== Record excerpts ==
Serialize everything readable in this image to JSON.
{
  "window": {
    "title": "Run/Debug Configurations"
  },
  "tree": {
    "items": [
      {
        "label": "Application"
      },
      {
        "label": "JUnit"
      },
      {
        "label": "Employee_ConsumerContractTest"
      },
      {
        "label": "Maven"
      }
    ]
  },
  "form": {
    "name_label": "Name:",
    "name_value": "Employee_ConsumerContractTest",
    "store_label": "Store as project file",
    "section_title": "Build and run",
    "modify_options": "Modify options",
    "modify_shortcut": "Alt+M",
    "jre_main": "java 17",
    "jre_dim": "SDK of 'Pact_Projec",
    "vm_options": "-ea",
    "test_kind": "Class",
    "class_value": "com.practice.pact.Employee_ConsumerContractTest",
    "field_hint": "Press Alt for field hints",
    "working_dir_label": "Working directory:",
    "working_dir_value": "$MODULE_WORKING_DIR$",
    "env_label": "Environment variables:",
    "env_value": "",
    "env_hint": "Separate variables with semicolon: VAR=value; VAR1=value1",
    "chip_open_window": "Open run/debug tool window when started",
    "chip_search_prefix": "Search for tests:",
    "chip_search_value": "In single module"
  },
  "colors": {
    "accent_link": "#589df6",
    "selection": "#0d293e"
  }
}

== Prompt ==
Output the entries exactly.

== Result of the task ==
Serialize everything readable in this image to JSON.
{
  "window": {
    "title": "Run/Debug Configurations"
  },
  "tree": {
    "items": [
      {
        "label": "Application"
      },
      {
        "label": "JUnit"
      },
      {
        "label": "Employee_ConsumerContractTest"
      },
      {
        "label": "Maven"
      }
    ]
  },
  "form": {
    "name_label": "Name:",
    "name_value": "Employee_ConsumerContractTest",
    "store_label": "Store as project file",
    "section_title": "Build and run",
    "modify_options": "Modify options",
    "modify_shortcut": "Alt+M",
    "jre_main": "java 17",
    "jre_dim": "SDK of 'Pact_Projec",
    "vm_options": "-ea",
    "test_kind": "Class",
    "class_value": "com.practice.pact.Employee_ConsumerContractTest",
    "field_hint": "Press Alt for field hints",
    "working_dir_label": "Working directory:",
    "working_dir_value": "$MODULE_WORKING_DIR$",
    "env_label": "Environment variables:",
    "env_value": "",
    "env_hint": "Separate variables with semicolon: VAR=value; VAR1=value1",
    "chip_open_window": "Open run/debug tool window when started",
    "chip_search_prefix": "Search for tests:",
    "chip_search_value": "In single module"
  },
  "colors": {
    "accent_link": "#589df6",
    "selection": "#0d293e"
  }
}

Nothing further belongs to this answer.